**Work order**: With the pictures removed, reproduce exactly the lines from the one that contains "Give me the" through the last line of the entries below.

◆ ◆ ◆ ◆ ◆

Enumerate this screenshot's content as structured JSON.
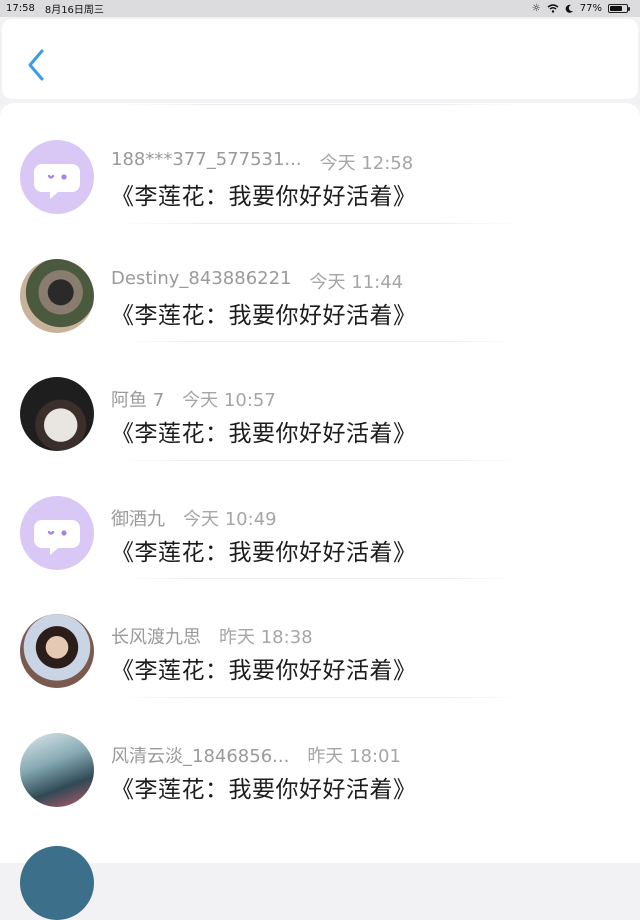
{
  "status": {
    "time": "17:58",
    "date": "8月16日周三",
    "battery": "77%",
    "battery_level": 0.77
  },
  "comments": [
    {
      "user": "188***377_577531...",
      "time": "今天 12:58",
      "text": "《李莲花：我要你好好活着》",
      "avatar": "default"
    },
    {
      "user": "Destiny_843886221",
      "time": "今天 11:44",
      "text": "《李莲花：我要你好好活着》",
      "avatar": "photo"
    },
    {
      "user": "阿鱼 7",
      "time": "今天 10:57",
      "text": "《李莲花：我要你好好活着》",
      "avatar": "photo"
    },
    {
      "user": "御酒九",
      "time": "今天 10:49",
      "text": "《李莲花：我要你好好活着》",
      "avatar": "default"
    },
    {
      "user": "长风渡九思",
      "time": "昨天 18:38",
      "text": "《李莲花：我要你好好活着》",
      "avatar": "photo"
    },
    {
      "user": "风清云淡_1846856...",
      "time": "昨天 18:01",
      "text": "《李莲花：我要你好好活着》",
      "avatar": "photo"
    }
  ],
  "colors": {
    "accent": "#3a9be6",
    "default_avatar_bg": "#d9c8f5",
    "default_avatar_fg": "#a883e3"
  }
}
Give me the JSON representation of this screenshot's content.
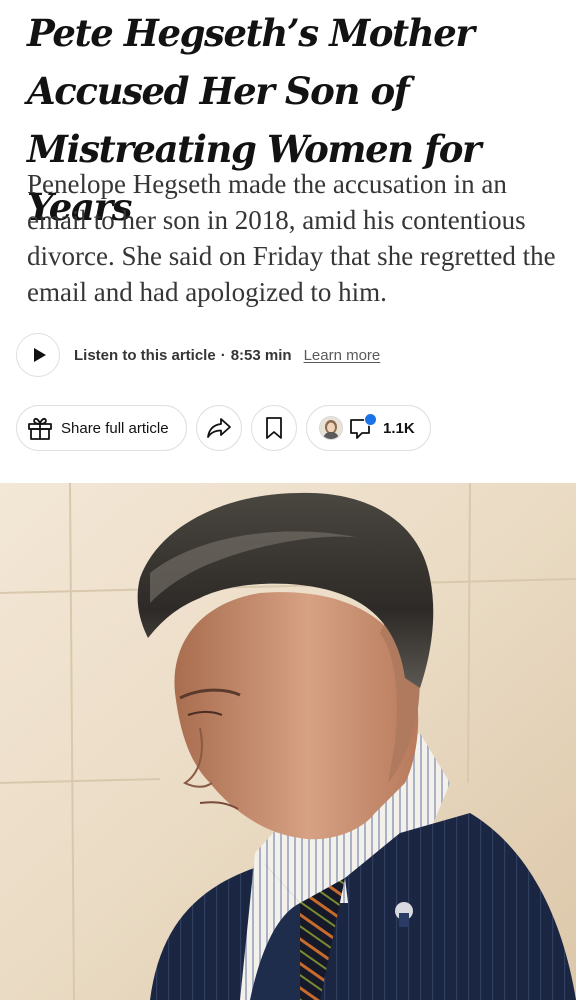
{
  "article": {
    "headline": "Pete Hegseth’s Mother Accused Her Son of Mistreating Women for Years",
    "summary": "Penelope Hegseth made the accusation in an email to her son in 2018, amid his contentious divorce. She said on Friday that she regretted the email and had apologized to him."
  },
  "audio": {
    "play_icon": "play-icon",
    "label": "Listen to this article",
    "separator": "·",
    "duration": "8:53 min",
    "learn_more": "Learn more"
  },
  "share_bar": {
    "share_label": "Share full article",
    "share_icon": "gift-icon",
    "forward_icon": "share-arrow-icon",
    "save_icon": "bookmark-icon",
    "comment_icon": "comment-bubble-icon",
    "comment_count": "1.1K",
    "notification_color": "#1a73e8"
  },
  "photo": {
    "subject": "man with slicked-back graying hair, navy pinstripe suit, striped shirt and striped tie, looking down in a beige stone hallway"
  }
}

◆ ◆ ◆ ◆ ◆

**Solution for this problem**:
Give me the JSON representation of this screenshot's content.
{
  "article": {
    "headline": "Pete Hegseth’s Mother Accused Her Son of Mistreating Women for Years",
    "summary": "Penelope Hegseth made the accusation in an email to her son in 2018, amid his contentious divorce. She said on Friday that she regretted the email and had apologized to him."
  },
  "audio": {
    "play_icon": "play-icon",
    "label": "Listen to this article",
    "separator": "·",
    "duration": "8:53 min",
    "learn_more": "Learn more"
  },
  "share_bar": {
    "share_label": "Share full article",
    "share_icon": "gift-icon",
    "forward_icon": "share-arrow-icon",
    "save_icon": "bookmark-icon",
    "comment_icon": "comment-bubble-icon",
    "comment_count": "1.1K",
    "notification_color": "#1a73e8"
  },
  "photo": {
    "subject": "man with slicked-back graying hair, navy pinstripe suit, striped shirt and striped tie, looking down in a beige stone hallway"
  }
}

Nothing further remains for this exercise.